Exercise instructions: Locate every line in the records below that contains the word "this", and copy each one.

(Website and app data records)

⁂

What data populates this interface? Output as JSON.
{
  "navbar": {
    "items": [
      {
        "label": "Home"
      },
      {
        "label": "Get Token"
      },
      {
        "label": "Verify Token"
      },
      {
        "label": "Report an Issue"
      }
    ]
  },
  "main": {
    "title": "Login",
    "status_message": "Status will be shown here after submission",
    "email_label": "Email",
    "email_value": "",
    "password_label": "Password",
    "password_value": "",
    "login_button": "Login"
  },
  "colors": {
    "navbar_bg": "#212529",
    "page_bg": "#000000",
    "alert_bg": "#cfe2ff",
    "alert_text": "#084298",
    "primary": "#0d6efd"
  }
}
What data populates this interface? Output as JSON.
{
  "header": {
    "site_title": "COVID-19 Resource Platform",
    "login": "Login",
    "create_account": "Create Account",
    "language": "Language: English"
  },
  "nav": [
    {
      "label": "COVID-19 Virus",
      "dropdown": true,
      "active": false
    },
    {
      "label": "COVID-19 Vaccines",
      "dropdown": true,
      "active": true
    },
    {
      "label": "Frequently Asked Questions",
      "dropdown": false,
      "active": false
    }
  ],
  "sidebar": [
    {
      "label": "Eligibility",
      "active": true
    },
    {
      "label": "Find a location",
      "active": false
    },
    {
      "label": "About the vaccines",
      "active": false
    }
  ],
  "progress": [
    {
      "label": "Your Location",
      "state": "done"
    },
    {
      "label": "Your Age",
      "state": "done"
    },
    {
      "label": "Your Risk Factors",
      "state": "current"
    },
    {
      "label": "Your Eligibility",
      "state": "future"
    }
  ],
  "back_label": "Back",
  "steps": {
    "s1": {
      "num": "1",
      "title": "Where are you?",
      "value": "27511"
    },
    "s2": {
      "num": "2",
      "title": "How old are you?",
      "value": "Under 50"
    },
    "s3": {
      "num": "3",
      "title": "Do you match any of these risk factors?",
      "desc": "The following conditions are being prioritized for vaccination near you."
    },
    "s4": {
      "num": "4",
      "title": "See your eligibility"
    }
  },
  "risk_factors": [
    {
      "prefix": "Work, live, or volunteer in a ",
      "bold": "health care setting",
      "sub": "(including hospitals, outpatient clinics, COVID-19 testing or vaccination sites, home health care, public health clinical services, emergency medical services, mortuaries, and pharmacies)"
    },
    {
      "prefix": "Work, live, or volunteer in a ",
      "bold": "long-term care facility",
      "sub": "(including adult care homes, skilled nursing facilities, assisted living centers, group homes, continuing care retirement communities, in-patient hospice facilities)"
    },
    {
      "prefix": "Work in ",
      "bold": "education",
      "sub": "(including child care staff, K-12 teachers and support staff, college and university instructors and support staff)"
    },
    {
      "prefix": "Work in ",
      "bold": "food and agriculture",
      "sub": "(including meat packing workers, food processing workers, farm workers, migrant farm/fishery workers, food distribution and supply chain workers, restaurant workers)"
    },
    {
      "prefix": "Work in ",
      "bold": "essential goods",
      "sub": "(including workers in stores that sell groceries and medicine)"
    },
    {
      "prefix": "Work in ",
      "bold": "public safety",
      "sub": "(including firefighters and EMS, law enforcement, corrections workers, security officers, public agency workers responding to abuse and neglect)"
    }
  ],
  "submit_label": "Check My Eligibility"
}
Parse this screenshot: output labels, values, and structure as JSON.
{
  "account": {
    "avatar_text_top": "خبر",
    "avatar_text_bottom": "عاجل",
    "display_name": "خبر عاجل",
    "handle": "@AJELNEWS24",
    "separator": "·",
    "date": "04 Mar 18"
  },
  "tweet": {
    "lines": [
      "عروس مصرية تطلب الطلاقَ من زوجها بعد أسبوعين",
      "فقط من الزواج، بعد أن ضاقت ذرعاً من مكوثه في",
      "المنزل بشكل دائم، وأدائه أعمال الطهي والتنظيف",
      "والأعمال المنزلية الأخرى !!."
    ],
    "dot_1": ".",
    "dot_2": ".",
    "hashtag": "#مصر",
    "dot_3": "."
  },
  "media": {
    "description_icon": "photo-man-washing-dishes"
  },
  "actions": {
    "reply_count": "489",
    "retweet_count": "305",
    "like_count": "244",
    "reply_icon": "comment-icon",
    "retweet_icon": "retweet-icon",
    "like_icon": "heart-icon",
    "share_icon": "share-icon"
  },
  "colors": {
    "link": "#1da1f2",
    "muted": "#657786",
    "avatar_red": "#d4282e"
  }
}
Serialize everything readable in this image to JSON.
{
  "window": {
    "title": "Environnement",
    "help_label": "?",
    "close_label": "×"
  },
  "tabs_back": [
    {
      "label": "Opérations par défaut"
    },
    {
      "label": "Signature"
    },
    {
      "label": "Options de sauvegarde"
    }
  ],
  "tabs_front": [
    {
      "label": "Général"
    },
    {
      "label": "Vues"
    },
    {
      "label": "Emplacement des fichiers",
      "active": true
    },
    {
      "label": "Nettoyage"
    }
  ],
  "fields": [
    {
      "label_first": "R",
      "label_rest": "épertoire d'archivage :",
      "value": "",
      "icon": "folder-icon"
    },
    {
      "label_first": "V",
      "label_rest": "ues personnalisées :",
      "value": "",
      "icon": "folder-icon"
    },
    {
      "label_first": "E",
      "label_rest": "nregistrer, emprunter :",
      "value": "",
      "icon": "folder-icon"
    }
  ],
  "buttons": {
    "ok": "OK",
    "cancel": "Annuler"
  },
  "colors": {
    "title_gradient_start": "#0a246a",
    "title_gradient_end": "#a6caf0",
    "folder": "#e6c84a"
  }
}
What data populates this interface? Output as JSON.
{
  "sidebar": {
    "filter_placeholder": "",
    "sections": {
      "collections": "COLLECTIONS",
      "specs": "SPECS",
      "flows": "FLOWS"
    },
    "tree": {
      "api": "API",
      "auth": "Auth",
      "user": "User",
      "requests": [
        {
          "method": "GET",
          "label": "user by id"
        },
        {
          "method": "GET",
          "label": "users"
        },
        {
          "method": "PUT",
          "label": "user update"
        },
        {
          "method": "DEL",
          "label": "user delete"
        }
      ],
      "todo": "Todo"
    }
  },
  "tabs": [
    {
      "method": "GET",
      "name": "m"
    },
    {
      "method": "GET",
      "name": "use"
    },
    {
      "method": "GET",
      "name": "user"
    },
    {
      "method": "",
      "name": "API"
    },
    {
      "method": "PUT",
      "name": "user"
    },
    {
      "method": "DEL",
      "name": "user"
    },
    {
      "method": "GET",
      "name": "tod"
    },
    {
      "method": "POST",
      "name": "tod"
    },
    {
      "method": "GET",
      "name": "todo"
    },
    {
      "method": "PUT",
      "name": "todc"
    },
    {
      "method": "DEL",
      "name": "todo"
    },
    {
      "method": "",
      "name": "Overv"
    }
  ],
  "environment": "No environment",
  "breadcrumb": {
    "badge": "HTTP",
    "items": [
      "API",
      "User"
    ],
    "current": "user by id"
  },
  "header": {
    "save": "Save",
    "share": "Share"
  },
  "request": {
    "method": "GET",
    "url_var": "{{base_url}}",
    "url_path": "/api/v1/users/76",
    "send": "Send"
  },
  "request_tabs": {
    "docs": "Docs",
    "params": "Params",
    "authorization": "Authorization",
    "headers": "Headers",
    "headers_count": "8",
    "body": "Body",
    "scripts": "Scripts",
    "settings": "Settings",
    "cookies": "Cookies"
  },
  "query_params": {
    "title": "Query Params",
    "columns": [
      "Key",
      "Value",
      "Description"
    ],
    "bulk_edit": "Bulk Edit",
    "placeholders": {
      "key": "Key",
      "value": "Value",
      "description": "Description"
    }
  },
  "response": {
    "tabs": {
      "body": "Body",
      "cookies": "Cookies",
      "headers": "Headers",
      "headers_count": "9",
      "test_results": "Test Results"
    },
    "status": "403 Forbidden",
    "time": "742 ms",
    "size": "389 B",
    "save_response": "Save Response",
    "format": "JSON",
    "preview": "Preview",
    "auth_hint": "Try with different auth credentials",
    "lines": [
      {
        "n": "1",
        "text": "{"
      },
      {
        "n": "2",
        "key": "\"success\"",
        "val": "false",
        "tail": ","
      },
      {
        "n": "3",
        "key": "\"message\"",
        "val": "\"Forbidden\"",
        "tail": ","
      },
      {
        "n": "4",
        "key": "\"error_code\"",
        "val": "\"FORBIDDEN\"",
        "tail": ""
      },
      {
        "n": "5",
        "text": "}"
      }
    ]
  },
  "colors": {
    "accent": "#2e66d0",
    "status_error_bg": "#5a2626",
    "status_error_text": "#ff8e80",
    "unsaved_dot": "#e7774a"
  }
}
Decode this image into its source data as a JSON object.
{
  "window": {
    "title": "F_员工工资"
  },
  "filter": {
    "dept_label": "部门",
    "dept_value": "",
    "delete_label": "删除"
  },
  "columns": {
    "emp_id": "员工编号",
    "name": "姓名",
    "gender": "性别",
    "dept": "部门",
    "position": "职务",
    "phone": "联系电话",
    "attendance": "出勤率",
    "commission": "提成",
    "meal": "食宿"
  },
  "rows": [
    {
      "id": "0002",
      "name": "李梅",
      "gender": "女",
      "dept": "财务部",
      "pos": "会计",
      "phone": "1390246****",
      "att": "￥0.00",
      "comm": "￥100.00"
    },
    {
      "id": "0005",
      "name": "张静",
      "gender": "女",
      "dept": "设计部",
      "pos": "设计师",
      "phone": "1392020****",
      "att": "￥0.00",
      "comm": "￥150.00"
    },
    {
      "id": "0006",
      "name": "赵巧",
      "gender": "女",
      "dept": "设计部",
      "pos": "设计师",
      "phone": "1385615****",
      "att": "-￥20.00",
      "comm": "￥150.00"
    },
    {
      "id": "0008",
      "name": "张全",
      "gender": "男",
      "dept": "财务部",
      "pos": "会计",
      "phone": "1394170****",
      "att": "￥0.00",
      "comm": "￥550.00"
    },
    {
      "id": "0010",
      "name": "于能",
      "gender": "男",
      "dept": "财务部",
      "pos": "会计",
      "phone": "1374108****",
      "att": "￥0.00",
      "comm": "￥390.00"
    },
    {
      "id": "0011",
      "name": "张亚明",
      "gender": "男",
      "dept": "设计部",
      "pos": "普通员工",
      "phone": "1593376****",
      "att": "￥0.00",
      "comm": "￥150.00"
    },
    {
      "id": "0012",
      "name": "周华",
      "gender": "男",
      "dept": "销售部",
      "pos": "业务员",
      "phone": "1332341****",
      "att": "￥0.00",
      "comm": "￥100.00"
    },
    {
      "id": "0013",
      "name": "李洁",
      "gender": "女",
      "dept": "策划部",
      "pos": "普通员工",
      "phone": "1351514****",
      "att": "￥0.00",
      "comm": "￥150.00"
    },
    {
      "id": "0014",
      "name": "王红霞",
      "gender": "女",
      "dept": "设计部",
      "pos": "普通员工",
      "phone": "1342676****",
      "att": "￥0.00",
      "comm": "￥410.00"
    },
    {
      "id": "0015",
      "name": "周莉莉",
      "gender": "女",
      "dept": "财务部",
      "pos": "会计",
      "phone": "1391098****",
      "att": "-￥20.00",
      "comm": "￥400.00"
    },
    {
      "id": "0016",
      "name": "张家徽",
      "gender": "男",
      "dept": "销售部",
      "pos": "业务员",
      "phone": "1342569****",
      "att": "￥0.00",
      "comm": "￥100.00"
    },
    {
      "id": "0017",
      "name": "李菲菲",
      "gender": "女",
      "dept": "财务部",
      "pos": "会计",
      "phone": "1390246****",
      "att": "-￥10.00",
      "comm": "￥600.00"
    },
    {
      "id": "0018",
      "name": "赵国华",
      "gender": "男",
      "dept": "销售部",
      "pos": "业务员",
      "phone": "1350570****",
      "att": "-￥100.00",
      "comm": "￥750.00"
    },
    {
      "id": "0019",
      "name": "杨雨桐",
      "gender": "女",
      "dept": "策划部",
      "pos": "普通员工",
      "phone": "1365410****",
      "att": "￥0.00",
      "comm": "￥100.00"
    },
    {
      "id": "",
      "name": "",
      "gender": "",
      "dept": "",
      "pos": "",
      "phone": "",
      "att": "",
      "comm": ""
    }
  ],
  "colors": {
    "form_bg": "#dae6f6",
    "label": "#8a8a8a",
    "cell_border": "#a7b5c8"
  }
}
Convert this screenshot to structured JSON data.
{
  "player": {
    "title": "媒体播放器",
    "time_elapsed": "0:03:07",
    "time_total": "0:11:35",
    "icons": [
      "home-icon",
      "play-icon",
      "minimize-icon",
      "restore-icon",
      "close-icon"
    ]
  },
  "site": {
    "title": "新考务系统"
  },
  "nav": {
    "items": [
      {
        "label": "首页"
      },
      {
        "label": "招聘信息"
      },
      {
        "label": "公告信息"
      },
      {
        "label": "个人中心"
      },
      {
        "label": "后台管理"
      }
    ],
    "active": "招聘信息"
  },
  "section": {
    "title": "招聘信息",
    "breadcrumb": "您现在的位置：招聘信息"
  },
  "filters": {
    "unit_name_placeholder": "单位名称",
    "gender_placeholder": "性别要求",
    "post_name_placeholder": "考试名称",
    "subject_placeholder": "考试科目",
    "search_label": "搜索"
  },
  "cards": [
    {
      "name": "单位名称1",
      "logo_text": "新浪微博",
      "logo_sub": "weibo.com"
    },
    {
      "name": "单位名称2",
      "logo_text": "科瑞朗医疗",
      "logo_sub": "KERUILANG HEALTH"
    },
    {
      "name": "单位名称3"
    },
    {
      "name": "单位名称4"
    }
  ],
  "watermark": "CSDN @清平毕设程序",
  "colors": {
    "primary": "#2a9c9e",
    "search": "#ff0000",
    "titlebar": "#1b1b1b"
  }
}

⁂

Solution below:
What data populates this interface? Output as JSON.
What data populates this interface? Output as JSON.
Parse this screenshot: output labels, values, and structure as JSON.
Serialize everything readable in this image to JSON.
What data populates this interface? Output as JSON.
Decode this image into its source data as a JSON object.
Convert this screenshot to structured JSON data.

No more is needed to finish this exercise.